Skip to comments.Hybrid Economics, Torah Style
Posted on 05/10/2012 8:08:36 AM PDT by Zionist Conspirator
And if your brother becomes poor, and his means fail with you, and you shall uphold him: as a stranger and a settler shall he live with you. Take no interest from him or increase; but fear your G-d; so that your brother may live with you. You shall not give him your money with interest, or give your food for increase. I am Hashem your G-d, who brought you forth out of the land of Egypt, to give you the land of Canaan, to be your G-d. (From this week's Torah portion, Behar, Leviticus 25:35-38)
The Torah portion of Behar holds the keys to the Jewish answer to the socialism vs. capitalism debate.
In this Torah portion we learn of the sanctity of a Jew's portion of land in Israel and the obligation of the landowner to leave the produce in the corners of his field (and what was forgotten or dropped) for the poor. The landowner is not giving anything up. The produce that he leaves for the poor does not belong to him, in the first place. If he does not leave it in the manner specified in the Torah, he has robbed the poor of what was rightfully theirs. This can be misunderstood as a socialistic approach to economics.
On the other hand, the Torah is acutely capitalistic about property. Even if a person sold his field to others, it must be returned to its original owner in the Jubilee year.

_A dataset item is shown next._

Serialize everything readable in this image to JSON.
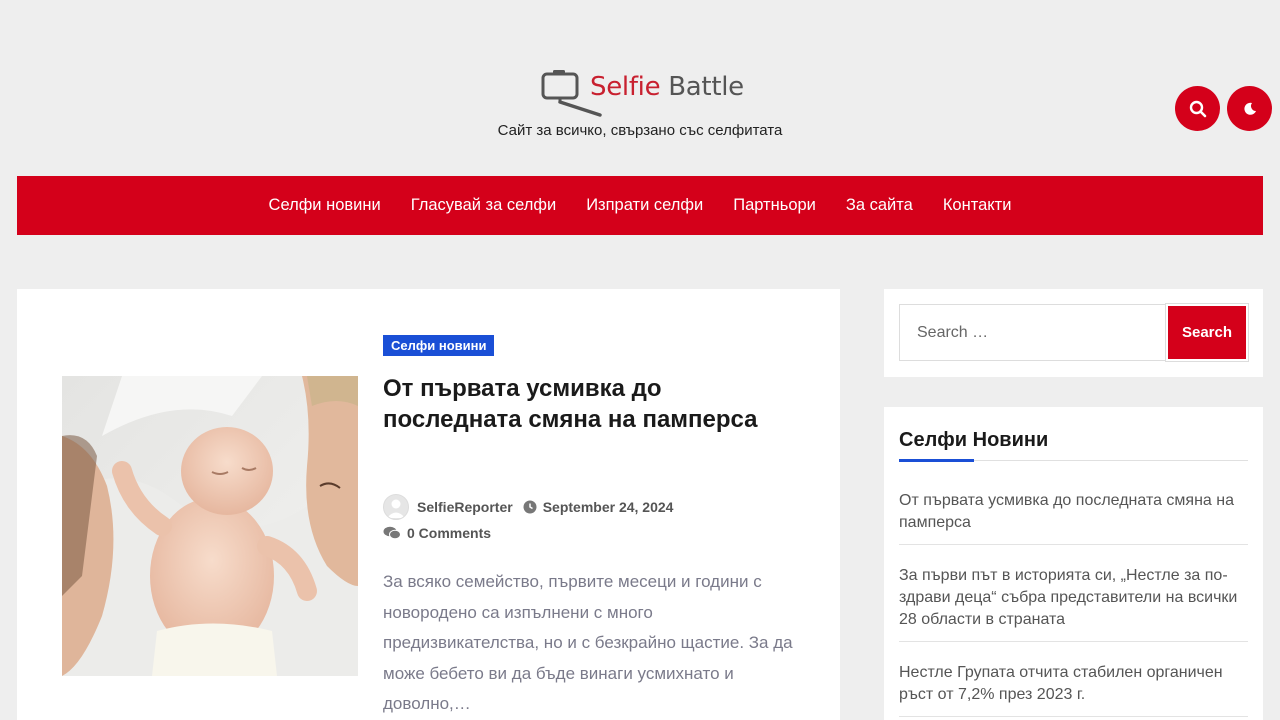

A Jew's land (in the Land of Israel, of course) is not real estate. It is sanctified unto him and if necessary, must be redeemed. But the landowner is not allowed to do business with his sanctified property as he pleases. In essence, the landowner is leasing the property from G-d according to G-d's rules.
This is how the Torah maintains the balance between capitalistic liberty and the concern for human well-being professed by socialism: The liberty of private ownership and the exclusive rights of the individual over his life and property on one hand, and the servitude to G-d and not to a person or system that will forcibly reallocate property to others, on the other.
How do we translate these ideas to our times? Liberty from servitude is G-d's will but the only way to acquire it is to accept G-d's mastery over all.
Secondly, BeHar is the portion for this week in Israel. Outside Israel we are one week behind and will read BeHar (combined with BeChoqqotay) next week, concluding the Book of Leviticus.
And most importantly: Protestantism has capitalism, Catholicism/Orthodoxy have pre-capitalist communitarianism of various kinds, but Torah is unique. Here Moshe Feiglin discusses the Torah economic system for Jews in 'Eretz Yisra'el--an economic system unlike any other because it is from the mouth of G-d.
Thanks for the post.
Hope all is well with You and Yours.
Happy La’G Ba’Omer!
Thanks for the ping.
The Torah spells out a Jew’s obligation to God but the government is not God. Therefore, none of the obligations mentioned in the Torah can be interpreted as obligations to the government.
You seem to be misunderstanding the whole nature of the article. Moshe Feiglin is speaking of Jewish Theocracy as it existed in its fullness in Biblical times and will exist again. He is not talking about non-Jews or Jews outside Israel and their relationship with secular, non-Jewish governments.
The ancient Jewish Torah government is the one and only true Theocracy in all history. It came from the Mouth of G-d and does not mesh entirely with any purely human system. But it is Divine in origin and Torah regulates not only "religion" but every aspect of life. The Torah isn't just about priests and animal sacrifices but about economics, agriculture, the treatment of slaves and animals, business practices, testifying in courts, etc. The ancient Jewish government had a "separation of powers" in the sense that there was a King, a Sanhedrion, and a Priesthood, but the exact same Divine Torah regulated and governed all three. Nothing was "secular." Because nothing is "secular."
"Render unto Caesar" is not in the Torah. The fact that it's in the holy book of the religion that has dominated western civilization for the past 1700 years or so is one reason we're in the mess we're in today.